There are many gloves and sleeves specially designed to protect hands and arms. Here are some examples:

Hand and Arm Protection Examples

Types of gloves

Protect Against

Neoprene, rubber or vinyl

Most chemicals

Thick leather

Welding, rough surfaces

Aluminized fabrics of nylon, rayon, asbestos, wool or glass


Rough finish

Handling slippery objects/materials

Cotton and terry cloth

Abrasions and cuts



Metal mesh

Knife blades, other sharp instruments

Insulated material often made of rubber and worn inside leather gloves

Electric shocks and burns

Note: To protect yourself properly from chemical products, it is a good idea to contact the supplier or manufacturer.

Advice for protecting your hands

  • Your hands must be protected against the hazards of the particular job.
  • Gloves should not be worn around machines with moving parts that could catch them and pull the hands into danger areas, for example, machines with pulleys or power-driven machines with rotating shafts.
  • Protective sleeves should be long enough to leave no gap between the gloves and the sleeves.
  • Do not wear gloves with metal parts when working near electrical equipment.
  • Some situations call for protection other than gloves.
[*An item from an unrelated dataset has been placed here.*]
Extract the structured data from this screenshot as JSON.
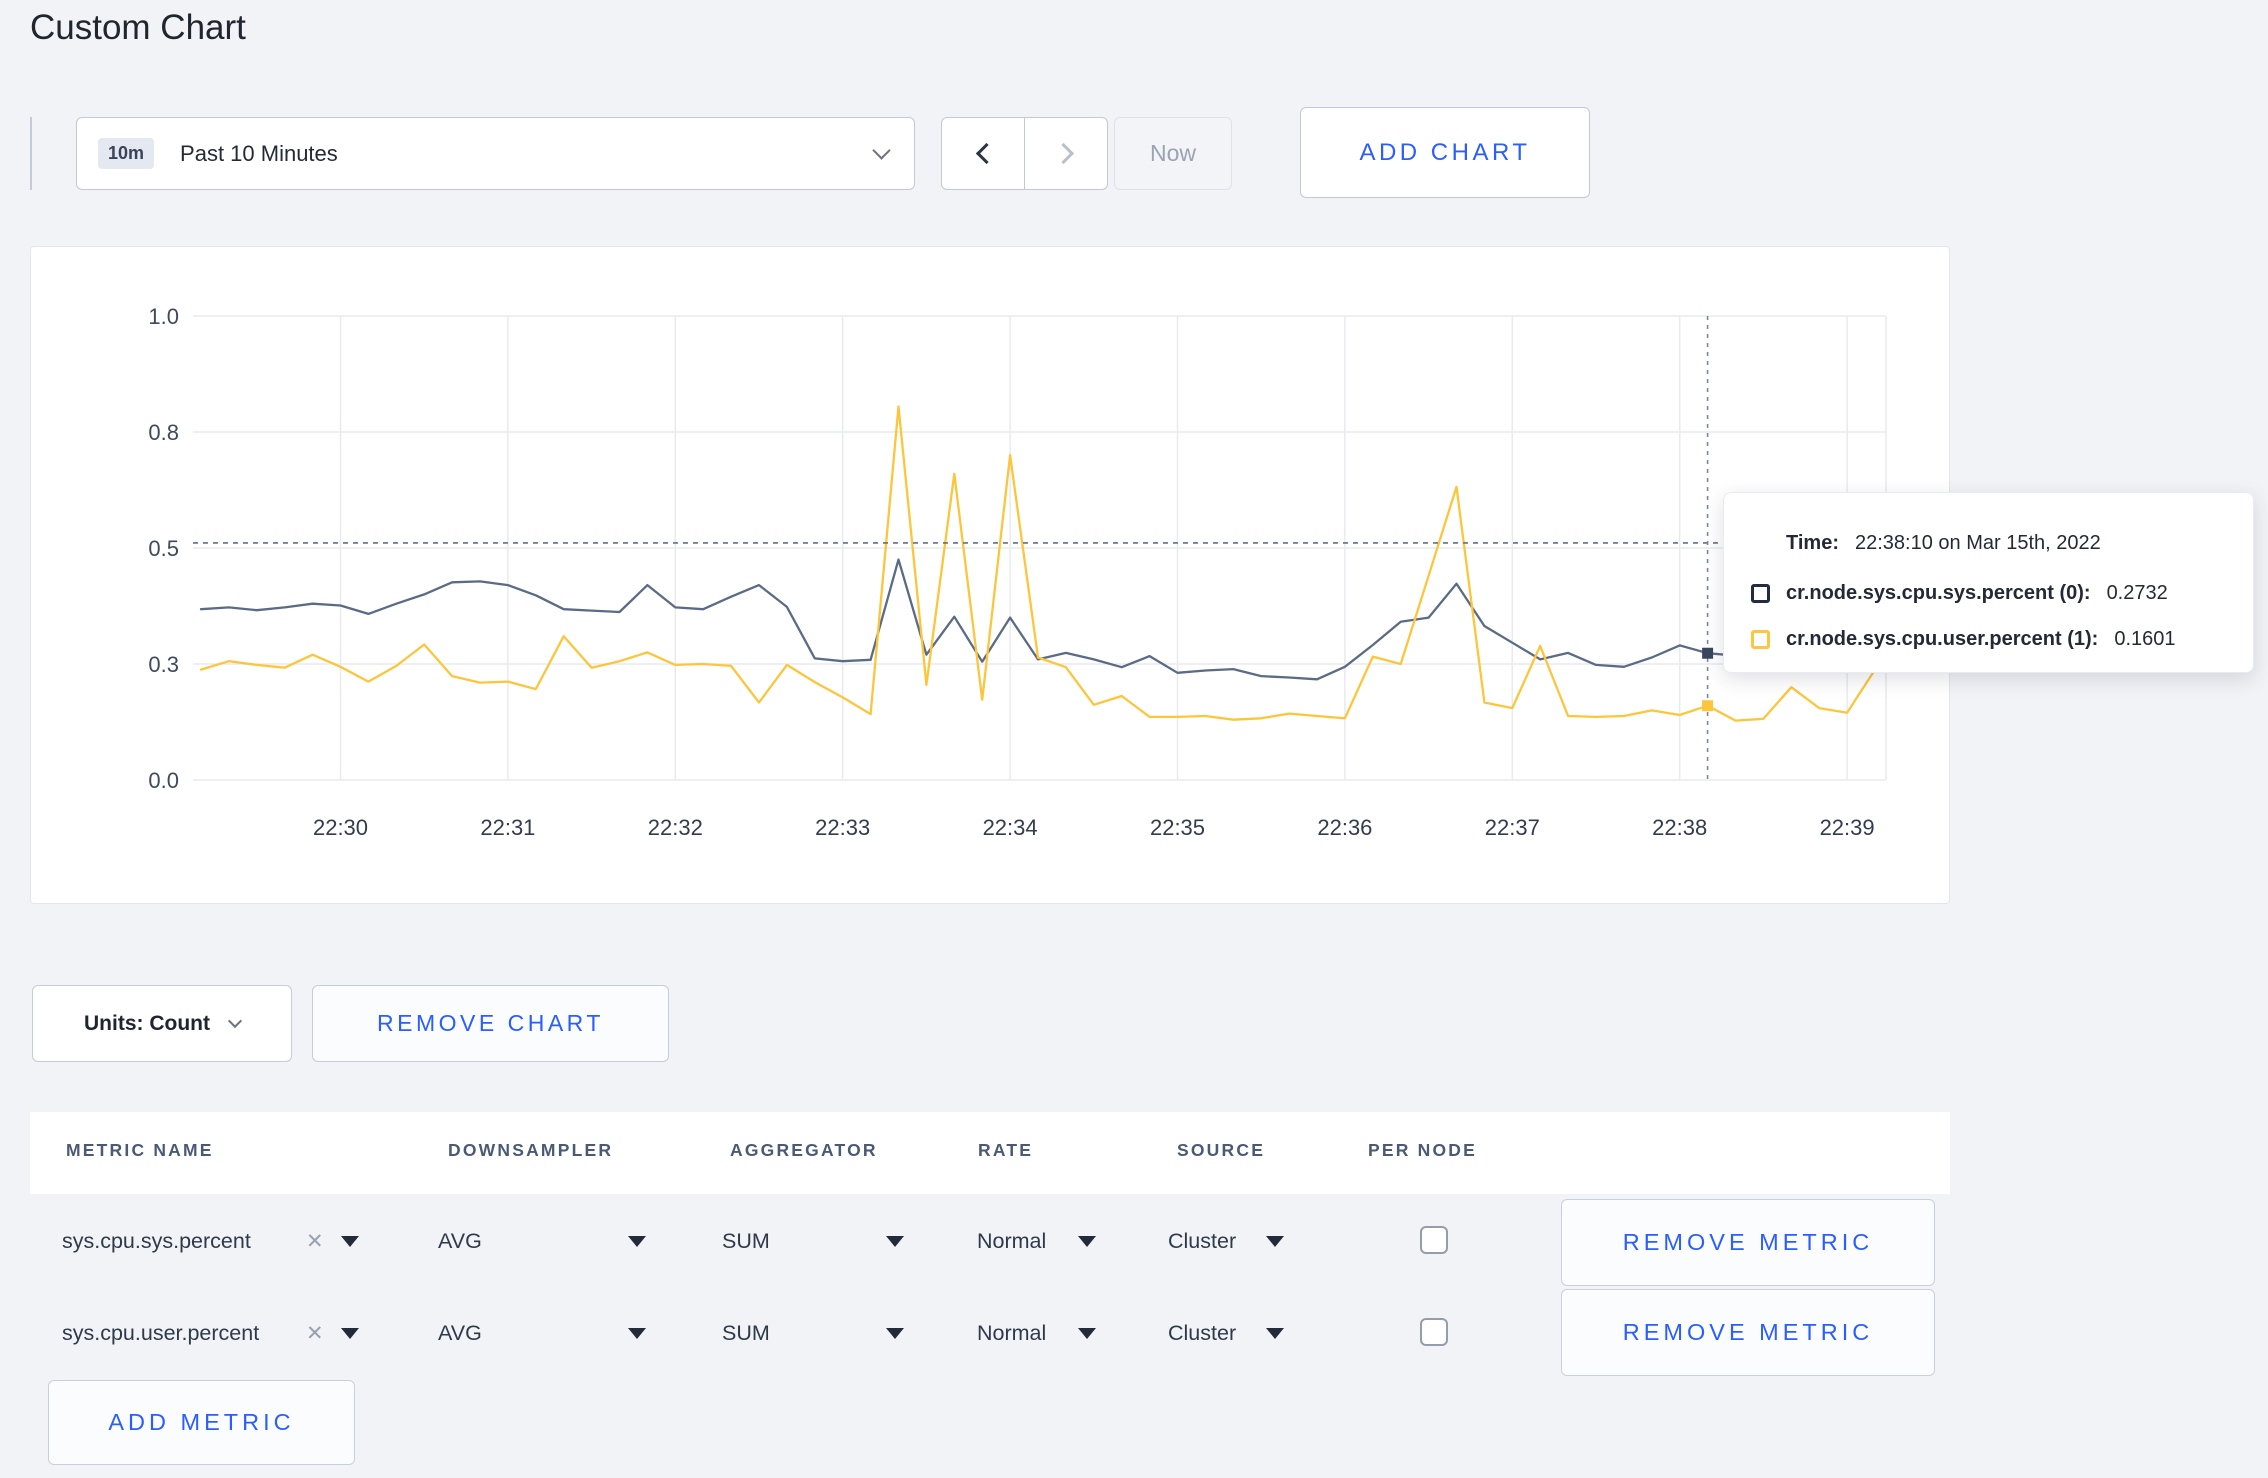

Find out if you would be better protected with barrier creams, finger guards or cots, hand protectors or leather products, arm protectors, sleeves or wristlets.

Things to consider
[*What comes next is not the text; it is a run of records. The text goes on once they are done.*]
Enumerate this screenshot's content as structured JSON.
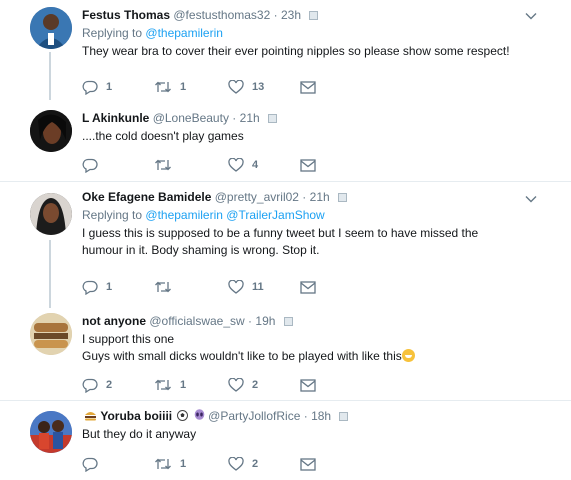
{
  "tweets": [
    {
      "name": "Festus Thomas",
      "handle": "@festusthomas32",
      "dot": "·",
      "time": "23h",
      "replying_prefix": "Replying to",
      "replying_to": [
        "@thepamilerin"
      ],
      "text": "They wear bra to cover their ever pointing nipples so please show some respect!",
      "replies": "1",
      "retweets": "1",
      "likes": "13"
    },
    {
      "name": "L Akinkunle",
      "handle": "@LoneBeauty",
      "dot": "·",
      "time": "21h",
      "text": "....the cold doesn't play games",
      "replies": "",
      "retweets": "",
      "likes": "4"
    },
    {
      "name": "Oke Efagene Bamidele",
      "handle": "@pretty_avril02",
      "dot": "·",
      "time": "21h",
      "replying_prefix": "Replying to",
      "replying_to": [
        "@thepamilerin",
        "@TrailerJamShow"
      ],
      "text_line1": "I guess this is supposed to be a funny tweet but I seem to have missed the",
      "text_line2": "humour in it. Body shaming is wrong. Stop it.",
      "replies": "1",
      "retweets": "",
      "likes": "11"
    },
    {
      "name": "not anyone",
      "handle": "@officialswae_sw",
      "dot": "·",
      "time": "19h",
      "text_line1": "I support this one",
      "text_line2": "Guys with small dicks wouldn't like to be played with like this",
      "replies": "2",
      "retweets": "1",
      "likes": "2"
    },
    {
      "name_prefix_emoji": "burger-icon",
      "name": "Yoruba boiiii",
      "handle": "@PartyJollofRice",
      "dot": "·",
      "time": "18h",
      "text": "But they do it anyway",
      "replies": "",
      "retweets": "1",
      "likes": "2"
    }
  ],
  "colors": {
    "link": "#1da1f2",
    "muted": "#657786",
    "text": "#14171a",
    "divider": "#e6ecf0",
    "thread_line": "#ccd6dd"
  }
}
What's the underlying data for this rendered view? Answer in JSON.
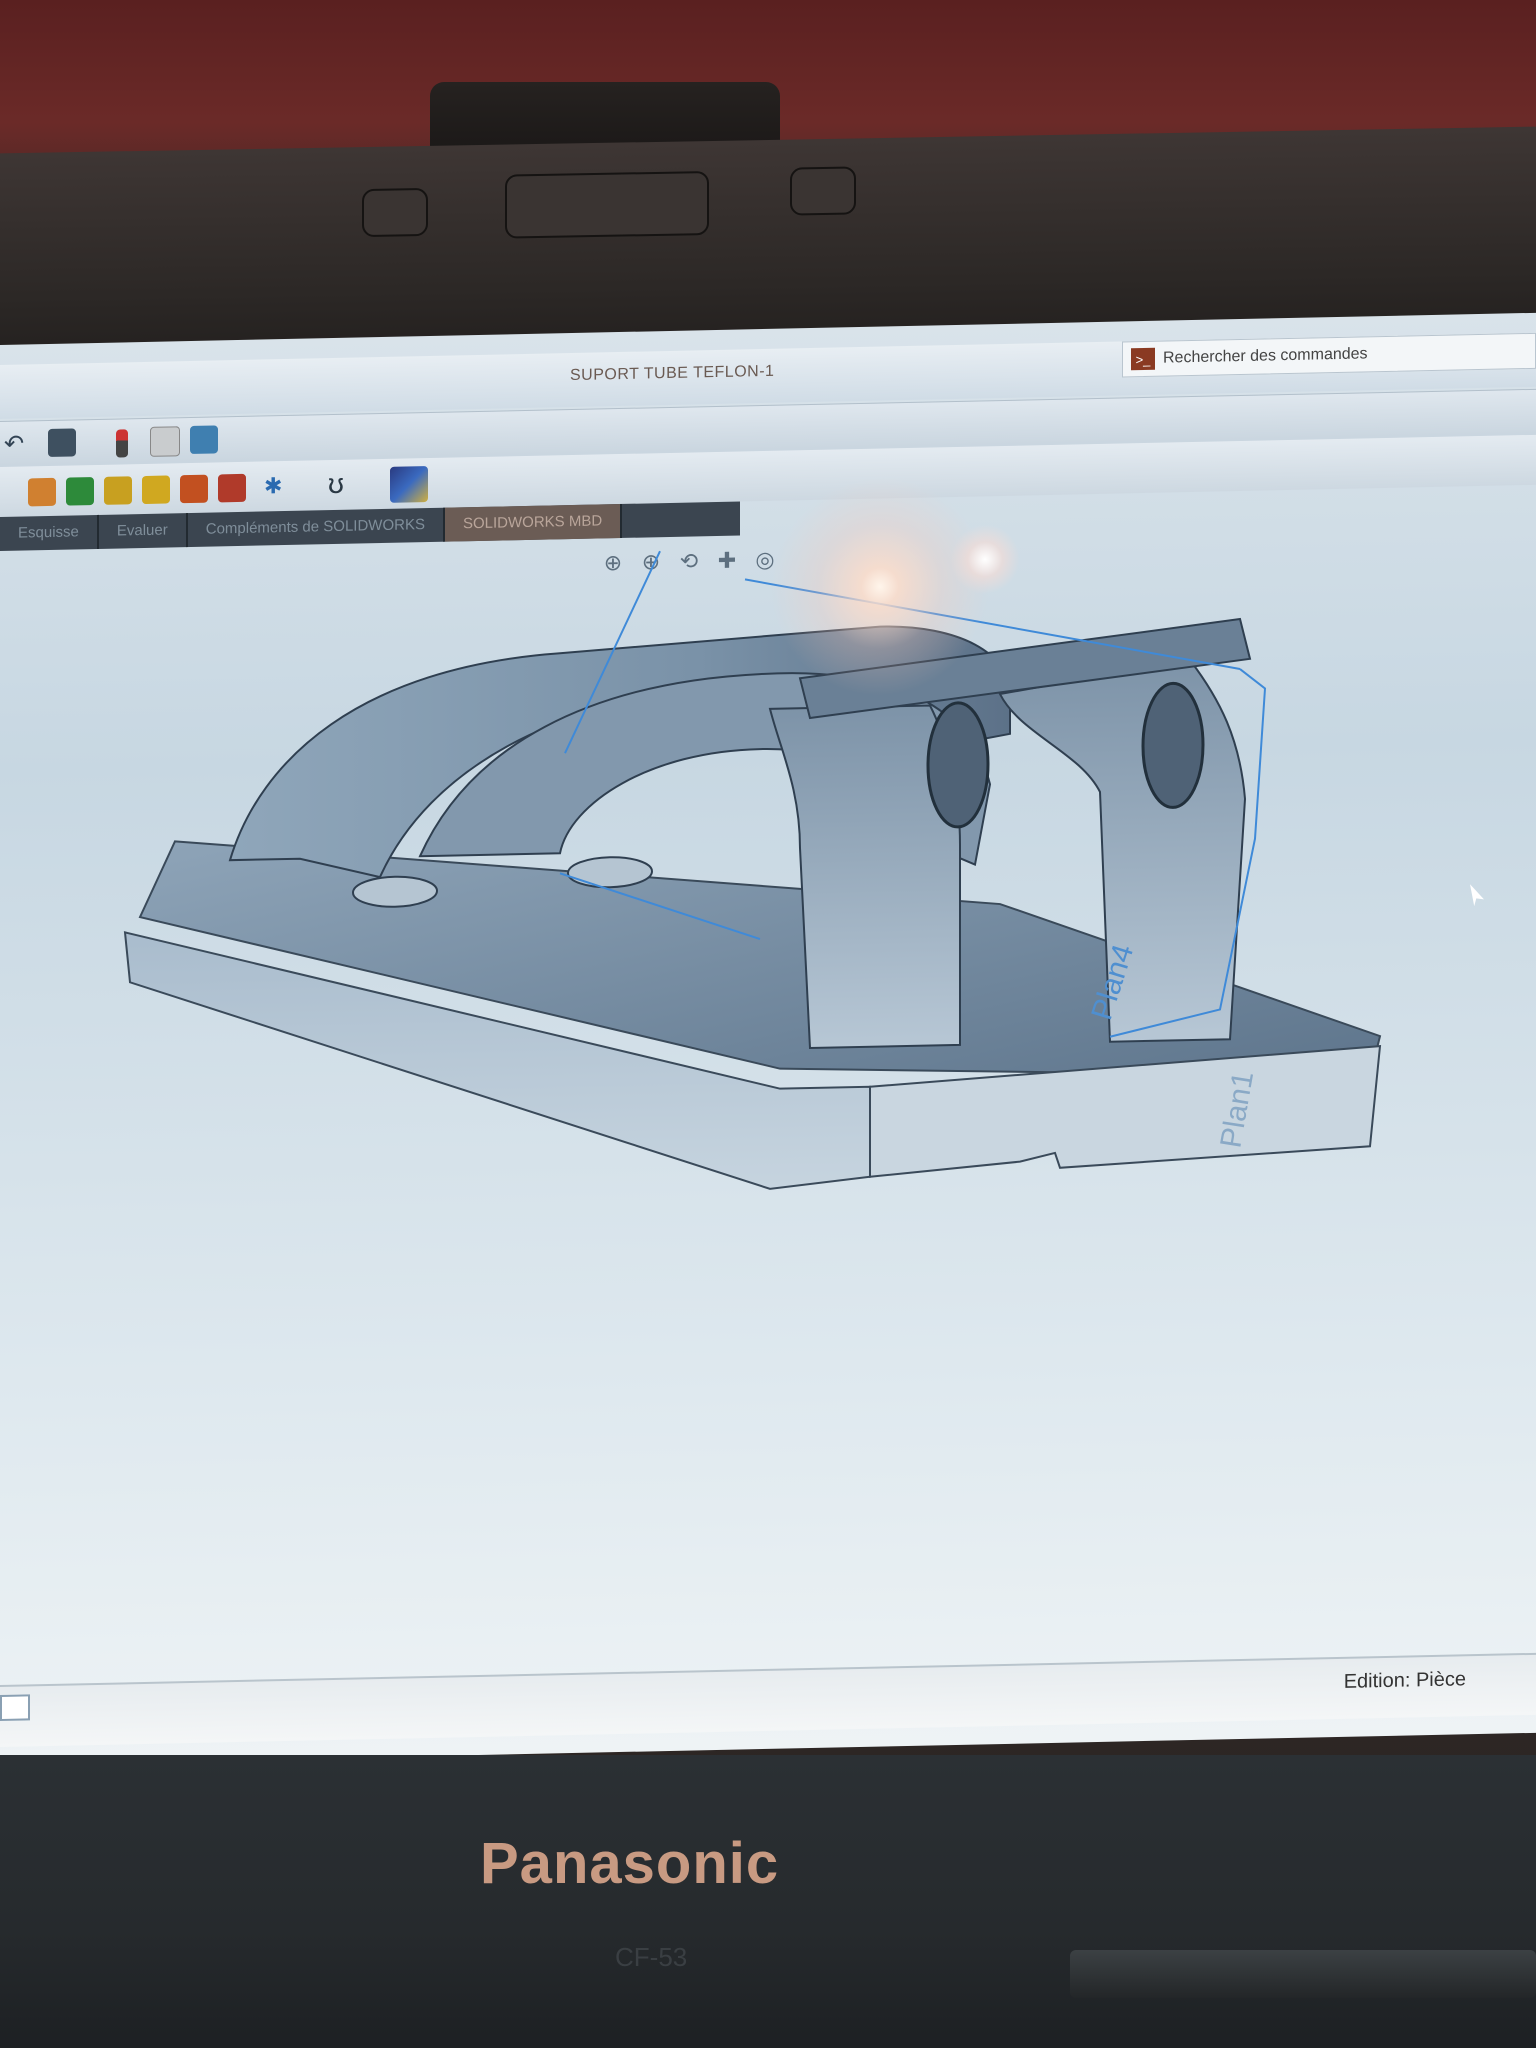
{
  "window": {
    "document_title": "SUPORT TUBE TEFLON-1",
    "search_placeholder": "Rechercher des commandes"
  },
  "tabs": [
    {
      "label": "Esquisse",
      "active": false
    },
    {
      "label": "Evaluer",
      "active": false
    },
    {
      "label": "Compléments de SOLIDWORKS",
      "active": false
    },
    {
      "label": "SOLIDWORKS MBD",
      "active": true
    }
  ],
  "model": {
    "plane_labels": [
      "Plan4",
      "Plan1"
    ]
  },
  "status": {
    "mode": "Edition: Pièce"
  },
  "laptop": {
    "brand": "Panasonic",
    "model": "CF-53"
  },
  "icons": {
    "toolbar": [
      "undo-icon",
      "select-arrow-icon",
      "traffic-light-icon",
      "options-icon",
      "display-icon"
    ],
    "features": [
      "feature-icon",
      "extrude-icon",
      "revolve-icon",
      "sweep-icon",
      "loft-icon",
      "pattern-icon",
      "reference-icon",
      "curve-icon",
      "appearance-icon"
    ],
    "view": [
      "zoom-to-fit-icon",
      "zoom-area-icon",
      "previous-view-icon",
      "section-view-icon",
      "view-orientation-icon"
    ]
  },
  "colors": {
    "model_body": "#9fb3c4",
    "plane_blue": "#3f8ad8",
    "brand_logo": "#c89a82"
  }
}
Too often we forget just how amazing and vulnerable hands really are. Routinely working with a tool or machine can sometimes result in carelessness. Stay alert and work safely.
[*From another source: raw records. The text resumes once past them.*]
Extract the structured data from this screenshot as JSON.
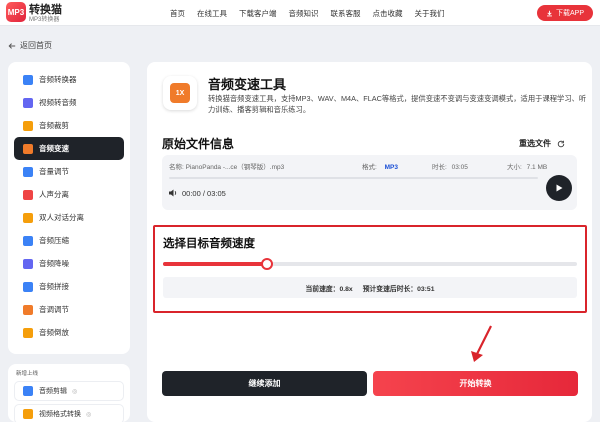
{
  "header": {
    "logo_text": "MP3",
    "brand": "转换猫",
    "brand_sub": "MP3转换器",
    "nav": [
      "首页",
      "在线工具",
      "下载客户端",
      "音频知识",
      "联系客服",
      "点击收藏",
      "关于我们"
    ],
    "download_label": "下载APP"
  },
  "back_label": "返回首页",
  "sidebar": {
    "items": [
      {
        "label": "音频转换器",
        "color": "#3b82f6"
      },
      {
        "label": "视频转音频",
        "color": "#6366f1"
      },
      {
        "label": "音频裁剪",
        "color": "#f59e0b"
      },
      {
        "label": "音频变速",
        "color": "#f07b2a"
      },
      {
        "label": "音量调节",
        "color": "#3b82f6"
      },
      {
        "label": "人声分离",
        "color": "#ef4444"
      },
      {
        "label": "双人对话分离",
        "color": "#f59e0b"
      },
      {
        "label": "音频压缩",
        "color": "#3b82f6"
      },
      {
        "label": "音频降噪",
        "color": "#6366f1"
      },
      {
        "label": "音频拼接",
        "color": "#3b82f6"
      },
      {
        "label": "音调调节",
        "color": "#f07b2a"
      },
      {
        "label": "音频倒放",
        "color": "#f59e0b"
      }
    ],
    "active_index": 3,
    "new_label": "新增上线",
    "new_items": [
      {
        "label": "音频剪辑",
        "tag": "◎"
      },
      {
        "label": "视频格式转换",
        "tag": "◎"
      }
    ]
  },
  "tool": {
    "icon_text": "1X",
    "title": "音频变速工具",
    "description": "转换猫音频变速工具，支持MP3、WAV、M4A、FLAC等格式，提供变速不变调与变速变调模式，适用于课程学习、听力训练、播客剪辑和音乐练习。"
  },
  "original": {
    "title": "原始文件信息",
    "reselect": "重选文件",
    "name_label": "名称:",
    "name_value": "PianoPanda -...ce（钢琴版）.mp3",
    "format_label": "格式:",
    "format_value": "MP3",
    "duration_label": "时长:",
    "duration_value": "03:05",
    "size_label": "大小:",
    "size_value": "7.1 MB",
    "time_display": "00:00 / 03:05"
  },
  "speed": {
    "title": "选择目标音频速度",
    "value_fraction": 0.25,
    "current_label": "当前速度：",
    "current_value": "0.8x",
    "estimate_label": "预计变速后时长：",
    "estimate_value": "03:51"
  },
  "actions": {
    "continue": "继续添加",
    "start": "开始转换"
  },
  "colors": {
    "accent": "#e8333a",
    "dark": "#1f2329",
    "highlight_border": "#d9242b"
  }
}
Remember that an injury can happen in a split second and result in a lifetime of disablement and hardship for you and your family.

Support and work with your employer and your health and safety committee or representative to implement an effective hand protection program.

It takes:

  • team effort;
  • safety training;
  • observance of safety rules and proper work practices;
  • first aid training;
  • hazard recognition;
  • safe tools and equipment;
  • adequate hand protection; and
  • a safe work place.

When someone is injured, treatment must be rendered promptly in order to increase the chances of a full recovery.

Source: Human Resources and Skills Development Canada
Call 1 866 386-9624